Of course, if you do it in some odd number like 47 seconds or 66 seconds, it's not as easy, but if you keep checking the clock after each 50, you can still know whether you did 2 or 4 lengths since the last time you checked.

hmlee
November 30th, 2005, 09:49 PM
The lap counter is perhaps useful, but Guvnah's suggestion is better.

I'd like to expand on that, but first I should qualify something. What I'm going to suggest really only applies if you happen to be swimming alone, and not as part of a master's team (although if you were on a team, I'd be surprsied if you wern't doing this already, I guess...). I mean I guess this information could still help you if you're on a team and doing team workouts, but it might have to be altered a little bit.

Really, the idea is that you start swimming on intervals. Instead of just swimming a 400 or a 450 at such and such intensity, give yourself a pace. Then, you should get a wristwatch that you can wear in the water, and figure out how to time with it. That'll be easier than using the on deck clocks...because unless they have digital scoreboard clocks like at my university pool, you can easily get confused as to how many minutes may have gone by. Plus there's the whole problem of seeing the clocks in the first place (goggle foggle!).

I mean this way you can check your pace/lap amount when you are in the middle of a swim, instead of having to pause at the wall.

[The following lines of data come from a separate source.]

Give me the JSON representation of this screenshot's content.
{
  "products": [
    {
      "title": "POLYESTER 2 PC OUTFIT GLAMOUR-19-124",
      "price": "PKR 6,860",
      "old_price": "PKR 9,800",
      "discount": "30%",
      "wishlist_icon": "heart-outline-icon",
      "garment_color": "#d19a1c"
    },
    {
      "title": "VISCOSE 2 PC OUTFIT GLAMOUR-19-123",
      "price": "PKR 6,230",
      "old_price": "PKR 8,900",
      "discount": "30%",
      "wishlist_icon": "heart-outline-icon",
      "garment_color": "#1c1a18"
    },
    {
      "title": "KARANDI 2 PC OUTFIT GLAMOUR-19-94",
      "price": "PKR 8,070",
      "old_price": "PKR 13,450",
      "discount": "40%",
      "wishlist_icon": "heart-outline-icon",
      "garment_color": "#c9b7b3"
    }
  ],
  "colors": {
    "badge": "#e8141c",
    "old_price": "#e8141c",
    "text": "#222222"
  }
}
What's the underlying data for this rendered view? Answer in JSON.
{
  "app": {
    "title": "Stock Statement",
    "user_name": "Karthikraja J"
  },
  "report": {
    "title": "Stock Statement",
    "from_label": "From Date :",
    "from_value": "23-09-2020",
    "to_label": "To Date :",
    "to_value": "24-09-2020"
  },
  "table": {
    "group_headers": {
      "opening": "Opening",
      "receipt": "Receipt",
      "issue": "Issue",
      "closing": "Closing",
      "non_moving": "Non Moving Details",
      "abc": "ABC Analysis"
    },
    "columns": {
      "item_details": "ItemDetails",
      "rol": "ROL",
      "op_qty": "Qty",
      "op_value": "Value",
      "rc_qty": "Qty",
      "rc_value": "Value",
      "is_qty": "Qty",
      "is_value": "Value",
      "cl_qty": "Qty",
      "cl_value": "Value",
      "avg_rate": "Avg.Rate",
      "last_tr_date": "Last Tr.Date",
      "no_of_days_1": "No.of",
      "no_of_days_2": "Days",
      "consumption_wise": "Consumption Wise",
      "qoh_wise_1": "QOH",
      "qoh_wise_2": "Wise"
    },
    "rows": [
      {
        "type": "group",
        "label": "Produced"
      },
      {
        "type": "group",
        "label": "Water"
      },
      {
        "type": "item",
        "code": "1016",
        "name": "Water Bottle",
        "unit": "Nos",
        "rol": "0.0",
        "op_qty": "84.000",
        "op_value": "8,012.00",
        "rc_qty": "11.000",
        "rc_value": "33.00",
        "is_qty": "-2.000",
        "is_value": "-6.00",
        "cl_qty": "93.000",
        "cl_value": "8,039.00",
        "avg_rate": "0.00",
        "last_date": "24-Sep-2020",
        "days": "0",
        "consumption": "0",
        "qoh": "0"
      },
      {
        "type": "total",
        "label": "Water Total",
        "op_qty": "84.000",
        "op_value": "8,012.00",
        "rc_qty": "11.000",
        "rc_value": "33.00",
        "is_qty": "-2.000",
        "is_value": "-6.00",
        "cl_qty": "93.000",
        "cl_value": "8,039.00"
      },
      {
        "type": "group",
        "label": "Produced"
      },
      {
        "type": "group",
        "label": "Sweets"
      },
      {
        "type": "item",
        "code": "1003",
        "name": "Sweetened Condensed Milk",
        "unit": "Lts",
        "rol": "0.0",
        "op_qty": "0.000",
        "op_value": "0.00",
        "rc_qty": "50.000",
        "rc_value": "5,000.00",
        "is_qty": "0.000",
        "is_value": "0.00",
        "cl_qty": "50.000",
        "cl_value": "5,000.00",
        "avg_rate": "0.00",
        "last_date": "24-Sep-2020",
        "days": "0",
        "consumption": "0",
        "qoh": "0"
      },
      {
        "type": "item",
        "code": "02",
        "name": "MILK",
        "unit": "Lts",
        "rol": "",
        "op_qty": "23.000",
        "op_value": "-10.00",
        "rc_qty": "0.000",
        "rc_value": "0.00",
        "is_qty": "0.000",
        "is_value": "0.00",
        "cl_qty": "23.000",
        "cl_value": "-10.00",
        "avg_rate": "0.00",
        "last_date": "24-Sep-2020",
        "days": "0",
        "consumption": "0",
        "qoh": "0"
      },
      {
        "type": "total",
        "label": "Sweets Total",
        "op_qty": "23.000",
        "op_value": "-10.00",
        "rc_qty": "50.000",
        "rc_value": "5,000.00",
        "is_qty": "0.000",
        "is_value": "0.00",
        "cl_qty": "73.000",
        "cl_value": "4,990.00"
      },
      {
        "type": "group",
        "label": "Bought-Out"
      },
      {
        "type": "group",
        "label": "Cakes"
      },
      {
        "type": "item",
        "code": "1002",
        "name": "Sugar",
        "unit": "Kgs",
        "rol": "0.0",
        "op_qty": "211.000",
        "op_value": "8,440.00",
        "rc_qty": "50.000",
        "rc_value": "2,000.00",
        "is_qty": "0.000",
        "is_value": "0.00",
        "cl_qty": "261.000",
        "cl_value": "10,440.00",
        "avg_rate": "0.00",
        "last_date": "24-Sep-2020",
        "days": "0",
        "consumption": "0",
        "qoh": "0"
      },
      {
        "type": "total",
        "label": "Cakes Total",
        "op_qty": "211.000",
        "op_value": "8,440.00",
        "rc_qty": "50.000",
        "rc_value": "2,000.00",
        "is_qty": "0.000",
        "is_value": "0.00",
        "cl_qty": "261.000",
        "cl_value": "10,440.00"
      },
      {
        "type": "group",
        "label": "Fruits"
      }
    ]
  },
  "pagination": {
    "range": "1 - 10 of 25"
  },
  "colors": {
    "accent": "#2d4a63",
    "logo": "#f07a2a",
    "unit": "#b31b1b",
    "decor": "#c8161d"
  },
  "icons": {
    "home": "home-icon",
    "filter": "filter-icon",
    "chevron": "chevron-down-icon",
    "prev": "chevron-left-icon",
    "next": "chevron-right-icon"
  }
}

If your pace on a 600 warmup was like......I don't know....12 minutes or something like that, then you'd know that you were on swimming a 2:00 for every 100. Meaning that if you were comming off the wall and were wondering if it was 400 or 450...a quick check of the watch showing either a time closer to 8:00 or 8:30 would let you know exactly where you were.

Or you could just hire someone to use the lap counter boards for every set you do... ;)

MichiganHusker
December 1st, 2005, 01:07 PM
Or you could just hire someone to use the lap counter boards for every set you do...


Isn't that what husbands are for? :p

scyfreestyler
December 1st, 2005, 02:47 PM
Originally posted by MichiganHusker



Isn't that what husbands are for? :p

What about those of us who don't have husbands? :)

newmastersswimmer
December 1st, 2005, 03:29 PM
I've been known to routinely miscount on swims that are only around 200 - 300 yards.....My mind starts drifting into other things very quickly.....even if I'm pushing it.....Sometimes I concentrate so hard on keeping the pace up when it hurts that I lose track of the count that way as well.....and I've been told that I may have damaged a few brain cells here and there in my earlier years?.....Best thing to do is to draft off of someone else and leave it up to them to keep count!


Newmastersswimmer